* **INFORMATION SUPPLIED**:
####

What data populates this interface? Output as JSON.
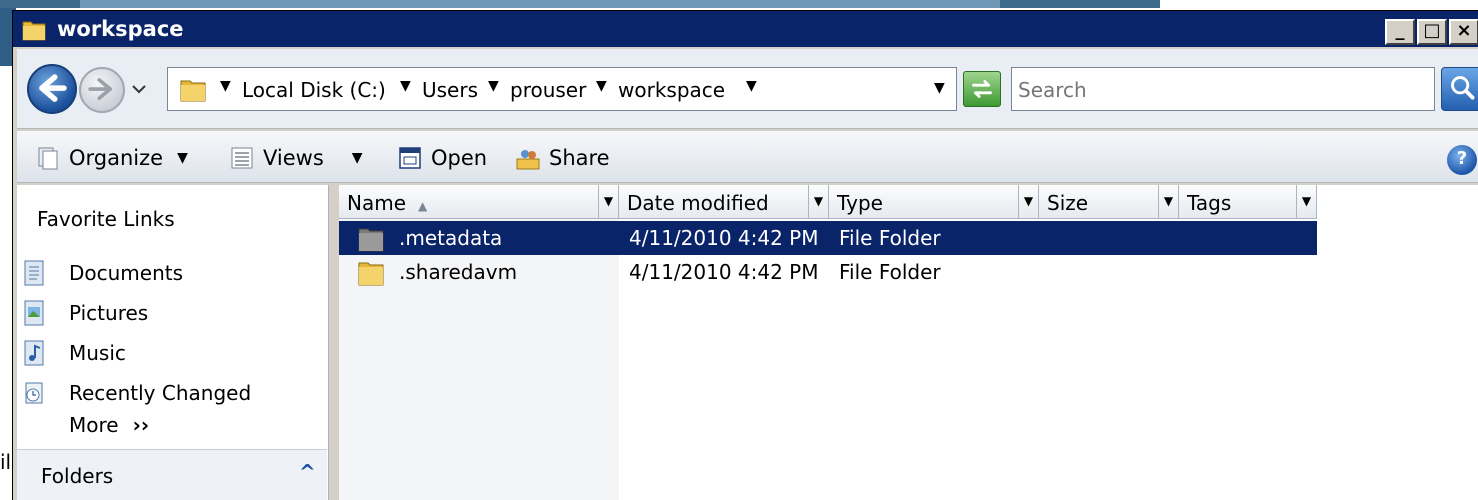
{
  "window": {
    "title": "workspace"
  },
  "background": {
    "left_fragment": "il"
  },
  "address_bar": {
    "breadcrumbs": [
      "Local Disk (C:)",
      "Users",
      "prouser",
      "workspace"
    ]
  },
  "search": {
    "placeholder": "Search"
  },
  "toolbar": {
    "organize_label": "Organize",
    "views_label": "Views",
    "open_label": "Open",
    "share_label": "Share"
  },
  "nav_pane": {
    "heading": "Favorite Links",
    "items": [
      {
        "label": "Documents",
        "icon": "documents-icon"
      },
      {
        "label": "Pictures",
        "icon": "pictures-icon"
      },
      {
        "label": "Music",
        "icon": "music-icon"
      },
      {
        "label": "Recently Changed",
        "icon": "recently-changed-icon"
      }
    ],
    "more_label": "More",
    "folders_label": "Folders"
  },
  "file_list": {
    "columns": [
      "Name",
      "Date modified",
      "Type",
      "Size",
      "Tags"
    ],
    "rows": [
      {
        "name": ".metadata",
        "date": "4/11/2010 4:42 PM",
        "type": "File Folder",
        "size": "",
        "tags": "",
        "selected": true
      },
      {
        "name": ".sharedavm",
        "date": "4/11/2010 4:42 PM",
        "type": "File Folder",
        "size": "",
        "tags": "",
        "selected": false
      }
    ]
  },
  "colors": {
    "titlebar": "#0a246a",
    "selection": "#0a246a",
    "window_face": "#d4d0c8"
  }
}
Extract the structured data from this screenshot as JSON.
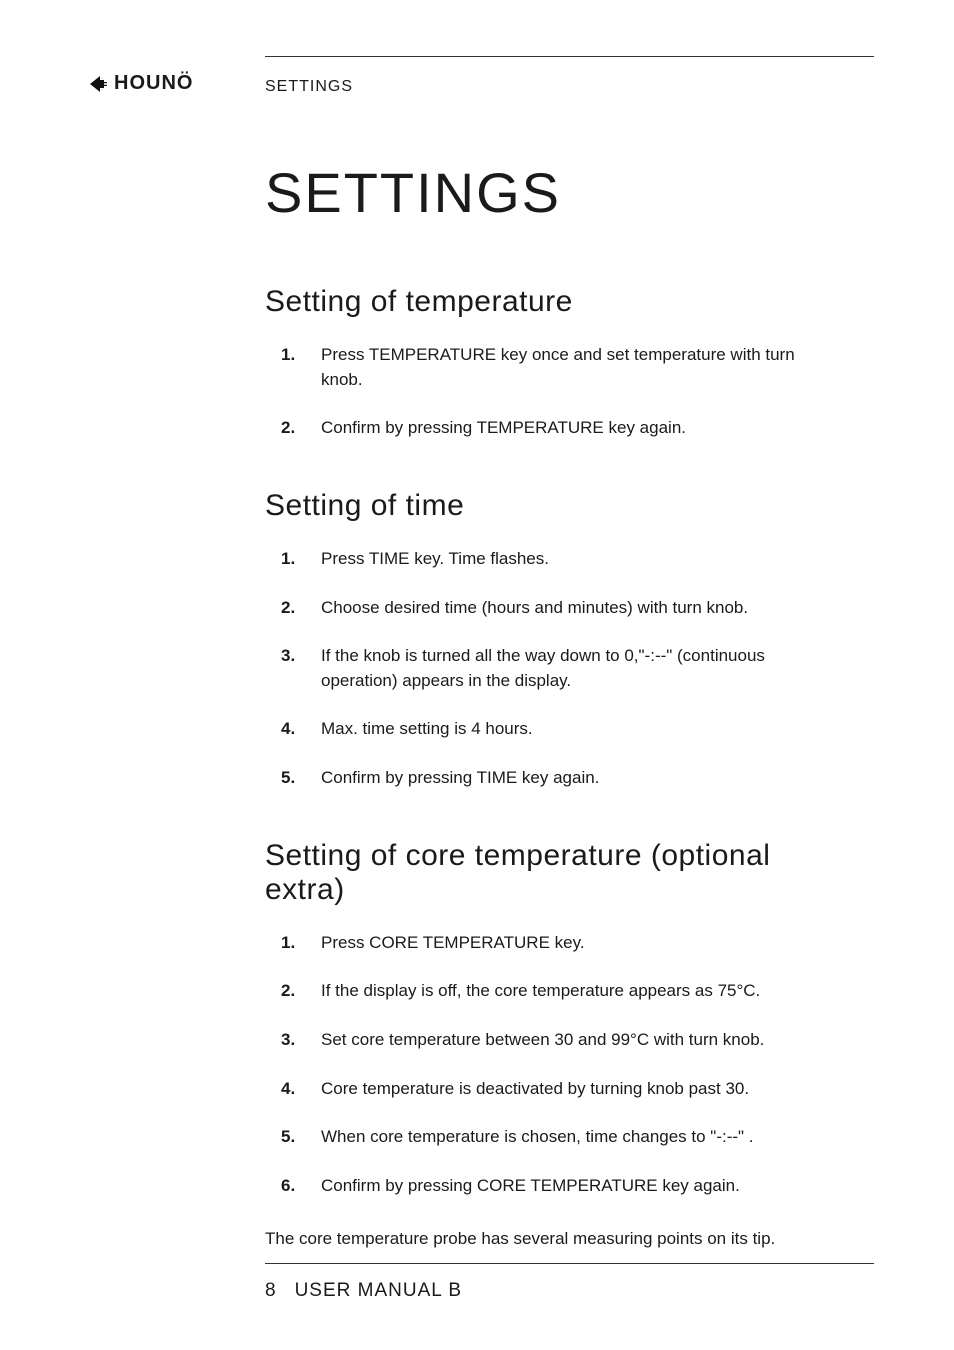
{
  "logo": {
    "text": "HOUNÖ"
  },
  "running_head": "SETTINGS",
  "title": "SETTINGS",
  "sections": [
    {
      "heading": "Setting of temperature",
      "steps": [
        "Press TEMPERATURE key once and set temperature with turn knob.",
        "Confirm by pressing TEMPERATURE key again."
      ]
    },
    {
      "heading": "Setting of time",
      "steps": [
        "Press TIME key. Time flashes.",
        "Choose desired time (hours and minutes) with turn knob.",
        "If the knob is turned all the way down to 0,\"-:--\" (continuous operation) appears in the display.",
        "Max. time setting is 4 hours.",
        "Confirm by pressing TIME key again."
      ]
    },
    {
      "heading": "Setting of core temperature (optional extra)",
      "steps": [
        "Press CORE TEMPERATURE key.",
        "If the display is off, the core temperature appears as 75°C.",
        "Set core temperature between 30 and 99°C with turn knob.",
        "Core temperature is deactivated by turning knob past 30.",
        "When core temperature is chosen, time changes to \"-:--\" .",
        "Confirm by pressing CORE TEMPERATURE key again."
      ],
      "trailing_text": "The core temperature probe has several measuring points on its tip."
    }
  ],
  "footer": {
    "page_number": "8",
    "doc_title": "USER MANUAL B"
  }
}
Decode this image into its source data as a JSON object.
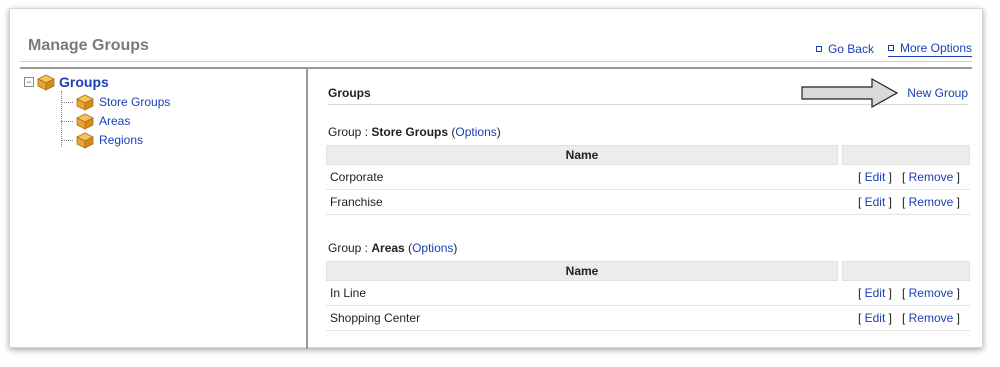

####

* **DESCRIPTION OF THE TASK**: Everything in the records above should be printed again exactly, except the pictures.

* **SOLUTION TO THE PROBLEM**:
What data populates this interface? Output as JSON.
{
  "window": {
    "title": "workspace"
  },
  "background": {
    "left_fragment": "il"
  },
  "address_bar": {
    "breadcrumbs": [
      "Local Disk (C:)",
      "Users",
      "prouser",
      "workspace"
    ]
  },
  "search": {
    "placeholder": "Search"
  },
  "toolbar": {
    "organize_label": "Organize",
    "views_label": "Views",
    "open_label": "Open",
    "share_label": "Share"
  },
  "nav_pane": {
    "heading": "Favorite Links",
    "items": [
      {
        "label": "Documents",
        "icon": "documents-icon"
      },
      {
        "label": "Pictures",
        "icon": "pictures-icon"
      },
      {
        "label": "Music",
        "icon": "music-icon"
      },
      {
        "label": "Recently Changed",
        "icon": "recently-changed-icon"
      }
    ],
    "more_label": "More",
    "folders_label": "Folders"
  },
  "file_list": {
    "columns": [
      "Name",
      "Date modified",
      "Type",
      "Size",
      "Tags"
    ],
    "rows": [
      {
        "name": ".metadata",
        "date": "4/11/2010 4:42 PM",
        "type": "File Folder",
        "size": "",
        "tags": "",
        "selected": true
      },
      {
        "name": ".sharedavm",
        "date": "4/11/2010 4:42 PM",
        "type": "File Folder",
        "size": "",
        "tags": "",
        "selected": false
      }
    ]
  },
  "colors": {
    "titlebar": "#0a246a",
    "selection": "#0a246a",
    "window_face": "#d4d0c8"
  }
}
Extract the structured data from this screenshot as JSON.
{
  "logo": {
    "text": "HOUNÖ"
  },
  "running_head": "SETTINGS",
  "title": "SETTINGS",
  "sections": [
    {
      "heading": "Setting of temperature",
      "steps": [
        "Press TEMPERATURE key once and set temperature with turn knob.",
        "Confirm by pressing TEMPERATURE key again."
      ]
    },
    {
      "heading": "Setting of time",
      "steps": [
        "Press TIME key. Time flashes.",
        "Choose desired time (hours and minutes) with turn knob.",
        "If the knob is turned all the way down to 0,\"-:--\" (continuous operation) appears in the display.",
        "Max. time setting is 4 hours.",
        "Confirm by pressing TIME key again."
      ]
    },
    {
      "heading": "Setting of core temperature (optional extra)",
      "steps": [
        "Press CORE TEMPERATURE key.",
        "If the display is off, the core temperature appears as 75°C.",
        "Set core temperature between 30 and 99°C with turn knob.",
        "Core temperature is deactivated by turning knob past 30.",
        "When core temperature is chosen, time changes to \"-:--\" .",
        "Confirm by pressing CORE TEMPERATURE key again."
      ],
      "trailing_text": "The core temperature probe has several measuring points on its tip."
    }
  ],
  "footer": {
    "page_number": "8",
    "doc_title": "USER MANUAL B"
  }
}
Decode this image into its source data as a JSON object.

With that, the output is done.